Thanks to jeff2001 for sourcing the Gardner quote. I was fairly certain that it was him, but I resisted the temptation to go back to The Art of Fiction to look for it, as I would have ended up reading most if not all of the whole book once again. (I rendered the quote from memory more precisely in my first draft, but was then seduced by the greater symmetry of my version.)
I'll also gladly take my lumps from superversive regarding Howard's use of adverbs. I don't think that anyone has an issue with using utility words like "all" or or "up." It is, as Jagi said, those -ly adverbs that are the true leaches. So I'll admit to being imprecise, but I'll deny all charges of ignorance or inattention. Regardless, my greater point still stands.
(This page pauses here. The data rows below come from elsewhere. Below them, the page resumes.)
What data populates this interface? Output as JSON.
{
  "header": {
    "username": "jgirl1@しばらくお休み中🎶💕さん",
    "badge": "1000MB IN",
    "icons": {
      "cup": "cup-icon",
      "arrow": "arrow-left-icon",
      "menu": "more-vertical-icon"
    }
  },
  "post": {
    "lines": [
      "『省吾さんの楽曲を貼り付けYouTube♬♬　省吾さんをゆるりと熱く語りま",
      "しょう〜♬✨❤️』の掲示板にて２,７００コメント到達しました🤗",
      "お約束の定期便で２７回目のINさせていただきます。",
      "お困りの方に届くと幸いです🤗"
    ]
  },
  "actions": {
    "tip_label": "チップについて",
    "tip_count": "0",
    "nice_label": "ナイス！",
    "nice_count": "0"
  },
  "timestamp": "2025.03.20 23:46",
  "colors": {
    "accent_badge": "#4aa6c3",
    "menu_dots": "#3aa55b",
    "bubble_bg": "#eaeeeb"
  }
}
In lesser hands the elephants would have trumpeted triumphantly.
I'll also stand by my judgment that the Kafka we have in English reflects the feel of the German, though of course it can't fully reproduce it, and I don't know German nearly well enough to be sure. It's also true that for most translations I simply don't have the knowledge of the source language to make any judgment at all. Witness the Fagels translation of the Illiad. It's a vivid read, but I have no way of knowing whether its rough, Anglo-Saxon texture sounds at all like what the first audiences would have heard in the Greek equivalent of mead halls. I'll dissent somewhat from baudin. I don't find Kafka's language, whether in German or English, at all uninteresting, despite its simplicity. German hasn't had the Latinate make-over that English has, so I suspect that German readers wouldn't notice the lack of "ink horn" words, words that warn English readers that they're in the presence of Good Writing.
|Date:||April 5th, 2010 01:01 pm (UTC)|| |
Re: Thanks all.
Thank you so much, Charles. Really sweet of you to write the post.
I also love John Gardner's book. It was the first book on writing I read that I thought was helpful. What stuck in my mind the most was his description of becoming stuck because he did not know if his character would take a treat off a hostess's tray at a party and he realized that the character needed work. But the whole book was enjoyable.
I agree; Gardner is awesome. This time I went to shelves to get his exact words. Speaking of his time editing a book with Lewis Dunlap, who he calls an "infuriatingly stubborn perfectionist," Gardner says: "Gradually I came to feel as unwilling as he was to let a sentence stand if the meaning was not as was not as unambiguously visible as a grizzly bear in a brightly lit kitchen." (On Becoming a Novelist, 1983, p. 19)
Clarity is what matters. I do love tight, transparent prose, but that doesn't necessarily mean that everything has to be a page-turner. Short declarative sentences don't guarantee an effortless read, and rich prose that invites you linger is wonderful. But there's a major difference between slowing down to savor the scenery, and slowing down because you have to squint and go back to figure out what the writer is trying to say. That's why I advocate following Leonard's rules (or similar advice from Morrell, King, et. al.). Once you've learned them, then go on if you like and build yourself a two-page sentence describing rain hardening to sleet during a November storm. At least your readers will be able to see it clearly.
|Date:||April 6th, 2010 12:04 am (UTC)|| |
Re: Thanks all.
Really nicely put.